● What you should do:
Please filter the listing below and copy out the lines that hold "graph".

● Records for this task:
****

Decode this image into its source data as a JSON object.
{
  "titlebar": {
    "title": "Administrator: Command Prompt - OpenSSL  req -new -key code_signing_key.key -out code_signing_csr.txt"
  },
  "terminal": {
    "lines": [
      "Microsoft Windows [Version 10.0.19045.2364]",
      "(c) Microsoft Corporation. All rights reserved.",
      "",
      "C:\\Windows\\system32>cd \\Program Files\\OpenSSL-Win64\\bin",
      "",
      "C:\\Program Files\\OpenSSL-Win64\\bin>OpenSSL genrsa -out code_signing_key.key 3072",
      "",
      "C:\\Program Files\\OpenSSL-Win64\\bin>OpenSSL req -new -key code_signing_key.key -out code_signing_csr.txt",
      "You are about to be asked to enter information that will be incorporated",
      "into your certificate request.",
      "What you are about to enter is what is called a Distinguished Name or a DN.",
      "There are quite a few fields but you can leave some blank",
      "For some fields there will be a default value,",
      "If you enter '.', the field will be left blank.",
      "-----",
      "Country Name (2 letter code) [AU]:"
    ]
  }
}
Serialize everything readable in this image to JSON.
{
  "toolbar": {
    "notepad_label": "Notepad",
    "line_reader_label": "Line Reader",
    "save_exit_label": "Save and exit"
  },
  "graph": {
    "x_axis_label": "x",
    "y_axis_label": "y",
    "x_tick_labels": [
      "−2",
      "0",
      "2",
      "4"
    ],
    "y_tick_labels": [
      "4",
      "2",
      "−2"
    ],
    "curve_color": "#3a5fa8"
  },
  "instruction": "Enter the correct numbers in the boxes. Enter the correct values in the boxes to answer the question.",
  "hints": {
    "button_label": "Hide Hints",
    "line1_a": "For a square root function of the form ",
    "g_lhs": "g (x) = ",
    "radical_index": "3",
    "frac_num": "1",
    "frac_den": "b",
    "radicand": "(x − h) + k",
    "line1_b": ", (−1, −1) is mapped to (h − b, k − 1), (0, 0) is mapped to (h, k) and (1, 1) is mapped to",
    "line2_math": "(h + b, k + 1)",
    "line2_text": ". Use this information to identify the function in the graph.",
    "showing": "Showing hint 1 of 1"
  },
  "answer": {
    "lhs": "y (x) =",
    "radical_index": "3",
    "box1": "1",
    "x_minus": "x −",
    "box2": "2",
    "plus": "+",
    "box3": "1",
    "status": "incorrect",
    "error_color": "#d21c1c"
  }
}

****

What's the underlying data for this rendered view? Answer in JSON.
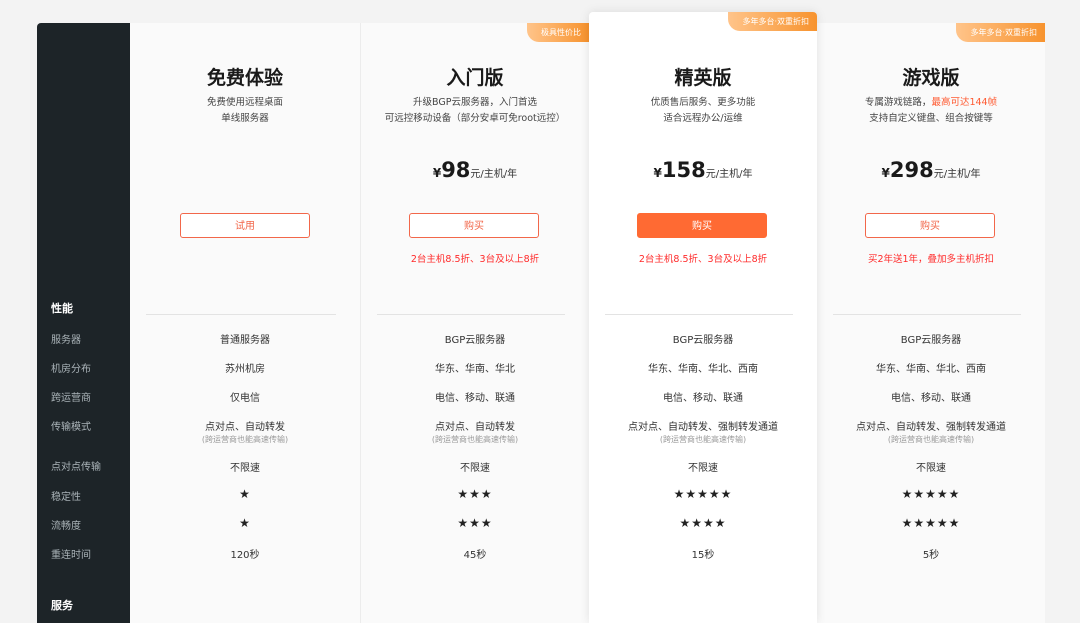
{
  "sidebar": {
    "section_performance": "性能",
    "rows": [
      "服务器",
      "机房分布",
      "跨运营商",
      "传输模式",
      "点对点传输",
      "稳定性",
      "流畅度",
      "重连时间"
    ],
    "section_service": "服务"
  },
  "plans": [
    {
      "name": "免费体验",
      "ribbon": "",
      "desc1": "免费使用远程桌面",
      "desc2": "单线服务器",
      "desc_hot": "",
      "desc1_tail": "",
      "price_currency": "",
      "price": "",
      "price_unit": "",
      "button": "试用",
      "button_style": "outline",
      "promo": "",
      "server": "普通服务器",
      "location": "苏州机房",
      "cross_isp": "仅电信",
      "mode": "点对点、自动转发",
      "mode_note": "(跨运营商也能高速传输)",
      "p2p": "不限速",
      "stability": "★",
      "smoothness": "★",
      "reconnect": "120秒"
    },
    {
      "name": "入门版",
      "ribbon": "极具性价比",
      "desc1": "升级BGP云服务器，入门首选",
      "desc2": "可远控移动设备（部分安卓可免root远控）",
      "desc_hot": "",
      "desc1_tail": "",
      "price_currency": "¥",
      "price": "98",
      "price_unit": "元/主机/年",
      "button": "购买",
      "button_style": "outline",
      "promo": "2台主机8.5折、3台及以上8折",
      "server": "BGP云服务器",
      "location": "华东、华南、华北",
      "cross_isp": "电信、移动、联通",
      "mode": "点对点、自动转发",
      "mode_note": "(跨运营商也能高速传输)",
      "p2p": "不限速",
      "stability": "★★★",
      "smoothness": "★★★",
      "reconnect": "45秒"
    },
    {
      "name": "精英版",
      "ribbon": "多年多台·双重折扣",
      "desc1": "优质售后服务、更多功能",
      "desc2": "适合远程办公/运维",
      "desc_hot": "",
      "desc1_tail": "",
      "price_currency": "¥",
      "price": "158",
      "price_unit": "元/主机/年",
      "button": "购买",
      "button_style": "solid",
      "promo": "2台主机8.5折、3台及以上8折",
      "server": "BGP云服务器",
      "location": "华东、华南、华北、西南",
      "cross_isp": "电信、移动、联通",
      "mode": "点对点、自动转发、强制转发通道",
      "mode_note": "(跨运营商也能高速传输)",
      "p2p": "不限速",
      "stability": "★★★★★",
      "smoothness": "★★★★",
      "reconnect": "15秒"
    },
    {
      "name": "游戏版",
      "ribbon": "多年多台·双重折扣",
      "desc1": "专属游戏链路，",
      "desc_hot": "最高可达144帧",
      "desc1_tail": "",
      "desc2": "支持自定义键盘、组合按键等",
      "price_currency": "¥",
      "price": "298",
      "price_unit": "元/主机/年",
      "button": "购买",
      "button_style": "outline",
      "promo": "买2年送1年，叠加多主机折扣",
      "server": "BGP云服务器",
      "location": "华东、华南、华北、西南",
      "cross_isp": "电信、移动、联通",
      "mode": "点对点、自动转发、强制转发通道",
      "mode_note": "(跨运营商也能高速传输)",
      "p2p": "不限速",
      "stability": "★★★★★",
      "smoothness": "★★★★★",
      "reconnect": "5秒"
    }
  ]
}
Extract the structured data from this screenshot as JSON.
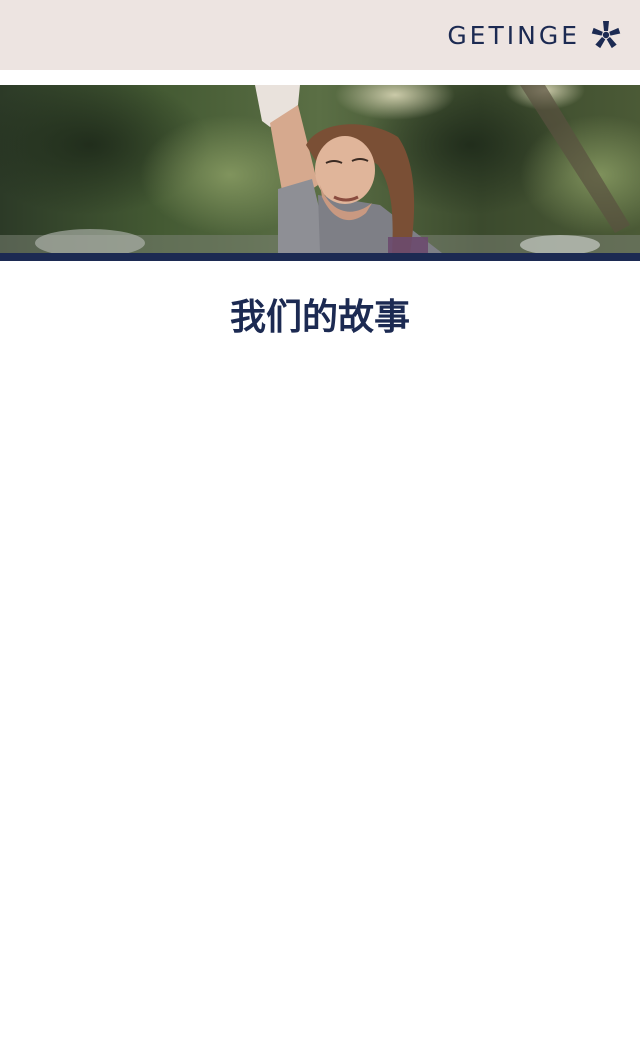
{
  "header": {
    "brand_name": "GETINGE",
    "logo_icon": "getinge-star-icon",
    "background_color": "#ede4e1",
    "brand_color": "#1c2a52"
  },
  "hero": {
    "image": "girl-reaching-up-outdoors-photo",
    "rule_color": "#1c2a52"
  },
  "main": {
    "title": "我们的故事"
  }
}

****

● Reply:
  "graph": {
    "line2_text": ". Use this information to identify the function in the graph.",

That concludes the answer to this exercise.